Sleeping Through the Night by Dr. Jodi Mindell outlines a sleep training method that’s similar to the Ferber Method in that it advocates checking in on your baby at regular intervals. Dr. Mindell, however, places great emphasis on a solid bedtime routine. She advocates for the following:
Dr. Michael Cohen, founder of Tribeca Pediatrics in New York City and author of The New Basics: A to Z Baby & Childcare for the Modern Parent, advocates for employing CIO as early as eight weeks. Dr. Cohen asserts that babies are able to sleep through the night at this age, but many consider his advice to be highly controversial as eight weeks is often considered too young for CIO. Some parents, however, contend that they’ve had success with the method.
CIO advocates, including many medical professionals, assert that CIO is an effective way to teach babies to fall asleep on their own. Because sleep is so important, especially for young children, this skill can be vital for long-term wellbeing. The method is thought to have several other benefits:
While many agree that CIO is effective, some parents are concerned whether the practice is safe. The issue is hotly debated, and some versions of CIO—such as those that involve no parental intervention—are more controversial than others.
Many pediatricians, as well as the American Academy of Pediatrics (AAP), reassure concerned parents that CIO is a safe method for helping babies sleep when employed at an appropriate age of at least four to six months. No parent likes to hear his or her baby cry, and it can feel unnatural to not immediately respond, but most agree that CIO is likely harder on you than on your baby. Plus, you may come to the conclusion that helping your child sleep better is worth a few tough nights.

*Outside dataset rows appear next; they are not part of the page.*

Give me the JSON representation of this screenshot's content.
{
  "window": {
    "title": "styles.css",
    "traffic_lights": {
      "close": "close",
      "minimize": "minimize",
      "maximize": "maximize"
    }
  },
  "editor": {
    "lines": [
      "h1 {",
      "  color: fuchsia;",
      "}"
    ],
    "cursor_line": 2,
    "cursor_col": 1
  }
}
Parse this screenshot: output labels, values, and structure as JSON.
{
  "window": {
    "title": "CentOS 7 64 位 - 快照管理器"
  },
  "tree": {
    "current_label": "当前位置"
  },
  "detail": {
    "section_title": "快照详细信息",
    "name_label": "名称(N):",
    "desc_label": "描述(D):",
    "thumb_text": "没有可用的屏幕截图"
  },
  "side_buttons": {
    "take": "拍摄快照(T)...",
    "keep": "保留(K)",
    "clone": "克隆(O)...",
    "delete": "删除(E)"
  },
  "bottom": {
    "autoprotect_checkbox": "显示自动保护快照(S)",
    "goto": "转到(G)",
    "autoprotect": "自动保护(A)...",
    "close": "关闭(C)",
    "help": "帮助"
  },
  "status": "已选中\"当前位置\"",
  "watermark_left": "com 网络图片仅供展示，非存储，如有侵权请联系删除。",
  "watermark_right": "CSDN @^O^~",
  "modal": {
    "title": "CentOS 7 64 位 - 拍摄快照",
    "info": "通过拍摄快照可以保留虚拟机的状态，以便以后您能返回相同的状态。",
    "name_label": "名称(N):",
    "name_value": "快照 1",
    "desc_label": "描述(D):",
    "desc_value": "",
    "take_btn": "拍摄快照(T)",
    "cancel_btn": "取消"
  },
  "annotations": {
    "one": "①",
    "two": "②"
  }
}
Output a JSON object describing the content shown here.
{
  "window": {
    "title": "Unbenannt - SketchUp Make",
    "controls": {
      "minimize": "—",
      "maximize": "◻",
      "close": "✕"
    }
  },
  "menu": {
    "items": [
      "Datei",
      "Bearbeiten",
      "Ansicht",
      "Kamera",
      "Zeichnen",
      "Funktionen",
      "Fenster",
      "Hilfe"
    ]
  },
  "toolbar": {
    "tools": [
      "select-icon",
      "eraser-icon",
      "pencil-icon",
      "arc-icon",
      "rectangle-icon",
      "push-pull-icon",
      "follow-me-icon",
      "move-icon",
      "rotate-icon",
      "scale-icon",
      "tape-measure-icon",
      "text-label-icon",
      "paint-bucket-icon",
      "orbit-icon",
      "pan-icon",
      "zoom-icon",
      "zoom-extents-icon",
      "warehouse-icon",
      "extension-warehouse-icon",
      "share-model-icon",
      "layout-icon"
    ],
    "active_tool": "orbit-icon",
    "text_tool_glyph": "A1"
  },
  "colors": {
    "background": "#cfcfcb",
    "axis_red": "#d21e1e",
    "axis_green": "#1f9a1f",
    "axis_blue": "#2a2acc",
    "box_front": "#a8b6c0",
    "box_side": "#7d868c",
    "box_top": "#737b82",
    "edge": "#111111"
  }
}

CIO detractors assert that the practice can lead to higher stress levels in infants and even damage the relationship between babies and parents. Some studies have shown that excessive crying can lead to behavioral problems later in life, but children in these studies cried for three or more hours and the studies weren’t necessarily related to sleep training.
CIO advocates counter that as long as children feel loved and safe during the day, then CIO will have no long-term negative effects. One recent study found that infants using the graduated extinction (Ferber) method fell asleep faster and had less stress than infants with no sleep training. Parents in the study also experienced less stress. Another looked at the long-term effects of CIO five years after the technique was used. Researchers found no long-term impacts in either children who engaged in sleep training and those who didn’t, and it also saw lower rates of depression in mothers who employed sleep training.
It’s important to remember that CIO should only be practiced with healthy babies. Not responding to the cries of a baby with a health problem could be detrimental, so be sure to consult your pediatrician before trying CIO. And remember that every family and every baby is different, so choose the sleep training method (or no method) that feels right to you.
Regardless of what sleep training method you choose, if any, it’s important to remember to practice safe sleep with your baby. The AAP outlines safe sleep guidelines to help keep your baby sleep safe at night and to reduce the risk of Sudden Infant Death Syndrome (SIDS). SIDS is the sudden, unexplained death of an infant who is younger than one year old, and it’s most often associated with times when babies are asleep. SIDS is frightening to think about, but following these guidelines can help reduce your baby’s risk:
It goes without saying that every baby, and every family, is different. Some babies have had great success with CIO and have developed into excellent sleepers. Other families struggle with the method, and still others choose “no-cry” methods of sleep training or ignore sleep training altogether. At Tuck, our goal is to arm you with accurate information. At the end of the day, you know what’s right for your family and can decide the best way for everyone to get the most sleep possible.
Check out these other excellent Tuck resources related to baby sleep as well as our guides for the best baby sleep products.